Most associations establish a "due date" for assessments, whether paid monthly, quarterly, semi-annually, or annually. They may also establish a grace period that defines the "delinquency date". Any payments received after the delinquency date are assessed a late fee to offset the costs the association incurs in handling this account for collection of the monies due. The management company is NOT authorized to remove this fee; this is an authority given to the Board of Directors.
Therefore, any Owner having a late fee that would like consideration for removal MUST write a letter to the Board of Directors asking for consideration based on extenuating circumstances that should be defined in their letter. The letter should be sent to the Manager and will be addressed by the Board at the next meeting. The decision of the Board will be communicated back to the Owner following the meeting.
Question: What are the CC&R'S
Answer: The Covenants, Conditions and Restrictions (CC&R's) are the governing legal documents that set up the guidelines for the operation of the planned community as a non-profit corporation. The CC&R's were recorded by the County recorder's office of the County in which the property is located and are included in the title to your property. Failure to abide by the CC&R's may result in a fine to a homeowner by the Association. The governing legal documents for the association may be viewed online within the Resource Center page of this site.
Question: What are the Bylaws?
Answer: The Bylaws are the guidelines for the operation of the non-profit corporation. The Bylaws define the duties of the various offices of the Board of Directors, the terms of the Directors, the membership's voting rights, required meetings and notices of meetings, and the principal office of the Association, as well as other specific items that are necessary to run the Association as a business. The Bylaws for the association may be viewed online within the Resource Center page of this site.

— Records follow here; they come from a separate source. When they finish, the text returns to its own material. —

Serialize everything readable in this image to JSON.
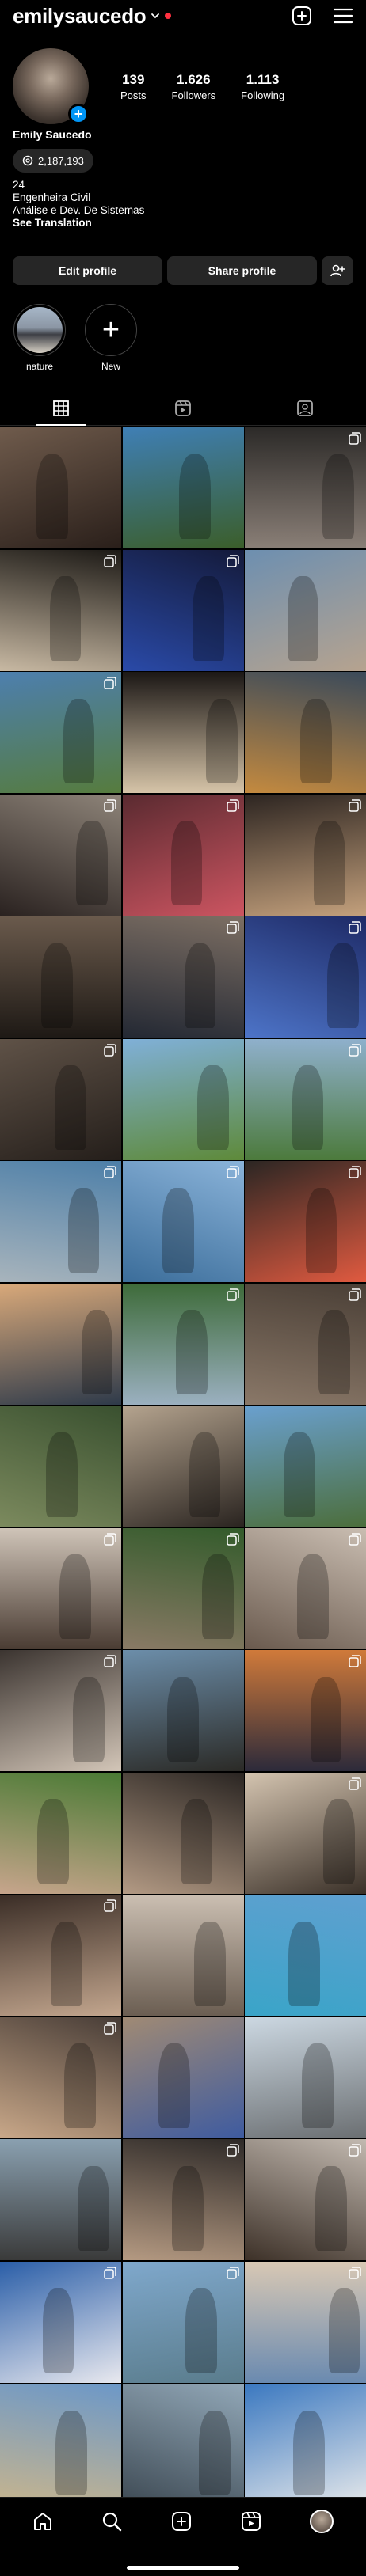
{
  "header": {
    "username": "emilysaucedo"
  },
  "profile": {
    "stats": [
      {
        "value": "139",
        "label": "Posts"
      },
      {
        "value": "1.626",
        "label": "Followers"
      },
      {
        "value": "1.113",
        "label": "Following"
      }
    ],
    "name": "Emily Saucedo",
    "threads_count": "2,187,193",
    "bio": [
      "24",
      "Engenheira Civil",
      "Análise e Dev. De Sistemas"
    ],
    "translation_link": "See Translation"
  },
  "actions": {
    "edit": "Edit profile",
    "share": "Share profile"
  },
  "highlights": [
    {
      "label": "nature"
    },
    {
      "label": "New"
    }
  ],
  "posts": [
    {
      "a": "#6f5b4c",
      "b": "#2a1f1a",
      "badge": false
    },
    {
      "a": "#3f7fb5",
      "b": "#3b5e2a",
      "badge": false
    },
    {
      "a": "#2c2a28",
      "b": "#8a7f77",
      "badge": true
    },
    {
      "a": "#1d1a16",
      "b": "#c8b9a3",
      "badge": true
    },
    {
      "a": "#141a3a",
      "b": "#2a4aa8",
      "badge": true
    },
    {
      "a": "#6d8fb0",
      "b": "#b6a38f",
      "badge": false
    },
    {
      "a": "#4d7fae",
      "b": "#567c3e",
      "badge": true
    },
    {
      "a": "#1b1715",
      "b": "#d6c4a8",
      "badge": false
    },
    {
      "a": "#3b4a5a",
      "b": "#c48a3f",
      "badge": false
    },
    {
      "a": "#8e8479",
      "b": "#2a2220",
      "badge": true
    },
    {
      "a": "#5a2a30",
      "b": "#cc5561",
      "badge": true
    },
    {
      "a": "#2d2521",
      "b": "#c3a07c",
      "badge": true
    },
    {
      "a": "#6a5a4c",
      "b": "#1e1915",
      "badge": false
    },
    {
      "a": "#7c6e63",
      "b": "#232833",
      "badge": true
    },
    {
      "a": "#1e2a66",
      "b": "#4d74c8",
      "badge": true
    },
    {
      "a": "#5f5247",
      "b": "#241e1a",
      "badge": true
    },
    {
      "a": "#80b0d8",
      "b": "#5e8a3a",
      "badge": false
    },
    {
      "a": "#8fb0cc",
      "b": "#4c7a3c",
      "badge": true
    },
    {
      "a": "#4d7fa8",
      "b": "#a8b4bc",
      "badge": true
    },
    {
      "a": "#8ab3d9",
      "b": "#3b6d9a",
      "badge": true
    },
    {
      "a": "#2b2623",
      "b": "#e05a40",
      "badge": true
    },
    {
      "a": "#d9a97a",
      "b": "#2e3a4a",
      "badge": false
    },
    {
      "a": "#3e6b3a",
      "b": "#9bb0c0",
      "badge": true
    },
    {
      "a": "#4a3f36",
      "b": "#8a7868",
      "badge": true
    },
    {
      "a": "#39502f",
      "b": "#7c8a5e",
      "badge": false
    },
    {
      "a": "#b5a48f",
      "b": "#2a2420",
      "badge": false
    },
    {
      "a": "#6aa0cf",
      "b": "#4c6e3c",
      "badge": false
    },
    {
      "a": "#cfc4b8",
      "b": "#4a3c33",
      "badge": true
    },
    {
      "a": "#335b2b",
      "b": "#8a7a66",
      "badge": true
    },
    {
      "a": "#c9bdb1",
      "b": "#6a5a4e",
      "badge": true
    },
    {
      "a": "#3b3430",
      "b": "#d3c6b8",
      "badge": true
    },
    {
      "a": "#6c8eaa",
      "b": "#2b2a26",
      "badge": false
    },
    {
      "a": "#d07a3a",
      "b": "#2c2a3a",
      "badge": true
    },
    {
      "a": "#4a7a34",
      "b": "#c7a58c",
      "badge": false
    },
    {
      "a": "#2a2522",
      "b": "#b39a84",
      "badge": false
    },
    {
      "a": "#d4c4b0",
      "b": "#3a3028",
      "badge": true
    },
    {
      "a": "#3a2d26",
      "b": "#c3a68e",
      "badge": true
    },
    {
      "a": "#cbbfb2",
      "b": "#6b5e52",
      "badge": false
    },
    {
      "a": "#5fa0d0",
      "b": "#3aa4c8",
      "badge": false
    },
    {
      "a": "#473c36",
      "b": "#c9a889",
      "badge": true
    },
    {
      "a": "#a08a74",
      "b": "#3e5ba0",
      "badge": false
    },
    {
      "a": "#ccd8e2",
      "b": "#6b6f72",
      "badge": false
    },
    {
      "a": "#8aa0b0",
      "b": "#3a3a3a",
      "badge": false
    },
    {
      "a": "#2e2a28",
      "b": "#b59a82",
      "badge": true
    },
    {
      "a": "#c2b9b0",
      "b": "#3d3128",
      "badge": true
    },
    {
      "a": "#2a5ea8",
      "b": "#e9e9ef",
      "badge": true
    },
    {
      "a": "#7fa8cc",
      "b": "#5a7c8c",
      "badge": true
    },
    {
      "a": "#d8c8b4",
      "b": "#6a8ab0",
      "badge": true
    },
    {
      "a": "#6c98c8",
      "b": "#c6b48e",
      "badge": false
    },
    {
      "a": "#92a8b8",
      "b": "#3e4a54",
      "badge": false
    },
    {
      "a": "#3a78c0",
      "b": "#e4e7ea",
      "badge": false
    }
  ]
}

Quesion: What is the Board of Directors?
Answer: The Homeowner's Association again is a corporation and therefore a governing body that is required to oversee its business. The Board of Directors is elected by the homeowners, or as otherwise specified in the bylaws. The limitation and restrictions of the powers of the Board of Directors is outlined in the Association governing documents found within the Resource Center page of this site.
Question: How is the amount of my assessment determined?
Answer: The Department of Real Estate typically requires an initial budget from the developer for each community that a developer proposes to build. This budget is set upon specific guidelines for utilities, landscaping, administration, etc. Reserve funds are monies set aside for future expenses due to the life expectancy of certain items: lighting, street resurfacing, pool equipment, etc. These amounts are then divided by the number of units built in a given phase of the development. Subsequent budgets are developed by the Board of Directors and adjusted periodically to meet anticipated expenses.
Question: What happens if I don't pay my assessment?
Answer: The maintenance and management services incurred by the Association are dependent upon timely receipt of the assessments due from each homeowner. Late payments will result in a late charge as assessments are due on the first of the month. In addition, the CC&R's allows the Association to charge late charges and interest and proceed with a lien on your property, or foreclosure proceeding for nonpayment of assessments.